Holding one hand beneath the work and using the hand with the thimble to stitch, insert the needle down through the Quilt Top just far enough so you feel the point of the needle with one of your fingers underneath. Catch the fabric of the Quilt Back and pass the needle back up through the Quilt Top, USING THE FINGER UNDERNEATH TO PUSH THE QUILT UP SLIGHTLY AT THE STITCH.
No WAY, I thought. This woman actually expects me to stick my hand underneath the work, right where I am poking this tiny sharp needle, and use that hand to guide fabric onto a tiny sharp needle, which I CANNOT SEE? Is she some kind of a sadist who wants me to poke my poor fingers into bloody stumps? By which I mean, I was skeptical about my ability to do this maneuver.
But such is my respect for the great DS, that I tried it. And as I tried it, I had that feeling some people have described feeling when they spin for the first time. The “I Have Done This Before” feeling. I tell you, I got a chill. My hands knew how to do it. Insert scary music here!
So, in a past life I may have quilted, but I don’t think the Past Me really enjoyed it that much. It takes a long time. There is a fair amount of knotting threads and threading needles, and needles coming unthreaded and knots coming unknotted. I’m not sure it’s worth it to me. Machine quilting has the allure of … the machine!
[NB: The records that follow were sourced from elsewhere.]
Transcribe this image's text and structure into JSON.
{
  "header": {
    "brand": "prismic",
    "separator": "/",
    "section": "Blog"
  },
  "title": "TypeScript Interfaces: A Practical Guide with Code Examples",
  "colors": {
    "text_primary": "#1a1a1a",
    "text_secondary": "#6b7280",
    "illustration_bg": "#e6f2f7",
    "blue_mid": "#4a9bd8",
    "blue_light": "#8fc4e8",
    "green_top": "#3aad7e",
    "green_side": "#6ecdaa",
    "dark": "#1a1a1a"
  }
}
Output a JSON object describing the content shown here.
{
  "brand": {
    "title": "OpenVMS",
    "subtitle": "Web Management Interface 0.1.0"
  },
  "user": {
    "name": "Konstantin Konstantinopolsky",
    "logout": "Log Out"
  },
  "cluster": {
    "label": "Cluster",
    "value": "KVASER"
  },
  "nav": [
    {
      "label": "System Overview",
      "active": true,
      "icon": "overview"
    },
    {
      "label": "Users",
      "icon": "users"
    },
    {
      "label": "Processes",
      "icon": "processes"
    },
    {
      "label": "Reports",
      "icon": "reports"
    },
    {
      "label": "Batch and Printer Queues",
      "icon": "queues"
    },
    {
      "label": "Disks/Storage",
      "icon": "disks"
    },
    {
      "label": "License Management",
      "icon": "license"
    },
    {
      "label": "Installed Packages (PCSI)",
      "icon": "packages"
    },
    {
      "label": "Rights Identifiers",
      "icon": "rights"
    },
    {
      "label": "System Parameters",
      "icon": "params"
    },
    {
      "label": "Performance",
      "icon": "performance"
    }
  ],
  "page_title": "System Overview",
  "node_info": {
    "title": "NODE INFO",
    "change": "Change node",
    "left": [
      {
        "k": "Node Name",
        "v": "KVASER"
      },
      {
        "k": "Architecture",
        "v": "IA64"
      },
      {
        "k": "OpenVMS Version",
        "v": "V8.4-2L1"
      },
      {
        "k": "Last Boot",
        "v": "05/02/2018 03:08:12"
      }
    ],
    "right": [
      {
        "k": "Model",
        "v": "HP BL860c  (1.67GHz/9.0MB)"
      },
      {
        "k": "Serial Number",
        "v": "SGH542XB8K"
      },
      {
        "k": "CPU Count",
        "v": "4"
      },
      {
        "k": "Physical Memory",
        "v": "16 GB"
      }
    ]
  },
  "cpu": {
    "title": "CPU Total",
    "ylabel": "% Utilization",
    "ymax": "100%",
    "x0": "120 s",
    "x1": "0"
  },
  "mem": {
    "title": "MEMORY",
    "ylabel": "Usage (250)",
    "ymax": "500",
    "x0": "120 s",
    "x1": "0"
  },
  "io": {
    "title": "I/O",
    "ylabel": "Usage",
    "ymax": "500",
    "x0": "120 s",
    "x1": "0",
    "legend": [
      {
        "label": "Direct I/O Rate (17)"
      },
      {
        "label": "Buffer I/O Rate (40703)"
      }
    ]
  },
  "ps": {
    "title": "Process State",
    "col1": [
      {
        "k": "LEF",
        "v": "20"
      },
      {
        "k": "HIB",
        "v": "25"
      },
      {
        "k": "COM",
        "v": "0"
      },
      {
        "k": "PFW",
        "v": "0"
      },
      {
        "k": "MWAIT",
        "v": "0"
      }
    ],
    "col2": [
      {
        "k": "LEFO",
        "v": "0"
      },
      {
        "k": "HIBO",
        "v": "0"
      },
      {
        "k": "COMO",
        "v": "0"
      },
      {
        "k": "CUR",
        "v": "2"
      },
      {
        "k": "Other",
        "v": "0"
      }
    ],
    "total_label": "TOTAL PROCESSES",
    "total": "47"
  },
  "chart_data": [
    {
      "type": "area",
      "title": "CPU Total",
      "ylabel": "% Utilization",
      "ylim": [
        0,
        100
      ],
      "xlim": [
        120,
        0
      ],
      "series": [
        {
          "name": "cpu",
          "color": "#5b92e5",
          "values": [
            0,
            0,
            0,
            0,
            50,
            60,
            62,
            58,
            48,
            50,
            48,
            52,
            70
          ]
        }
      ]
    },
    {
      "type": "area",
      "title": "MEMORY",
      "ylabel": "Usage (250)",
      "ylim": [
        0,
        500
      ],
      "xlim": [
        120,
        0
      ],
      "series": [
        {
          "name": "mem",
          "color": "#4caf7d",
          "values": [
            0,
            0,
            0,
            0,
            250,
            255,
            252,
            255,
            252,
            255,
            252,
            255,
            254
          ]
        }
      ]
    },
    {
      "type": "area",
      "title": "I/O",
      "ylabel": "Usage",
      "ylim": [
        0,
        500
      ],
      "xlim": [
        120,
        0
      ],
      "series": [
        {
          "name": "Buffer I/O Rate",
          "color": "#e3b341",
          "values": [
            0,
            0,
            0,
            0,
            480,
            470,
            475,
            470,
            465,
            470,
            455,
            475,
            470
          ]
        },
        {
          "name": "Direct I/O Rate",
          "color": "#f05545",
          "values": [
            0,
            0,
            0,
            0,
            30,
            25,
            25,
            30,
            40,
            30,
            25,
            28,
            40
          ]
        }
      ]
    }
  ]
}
And I am, so far, attracted to quilting for the playing-with-fabric, not for the handwork, much as I admire it.
I did knit this past weekend, by the way. On my knitted version of Whatta Buncha! So it was all DS, all the time for 3 whole days. When not going ‘ew’ at the steady stream of hermit crabs presented for my inspection.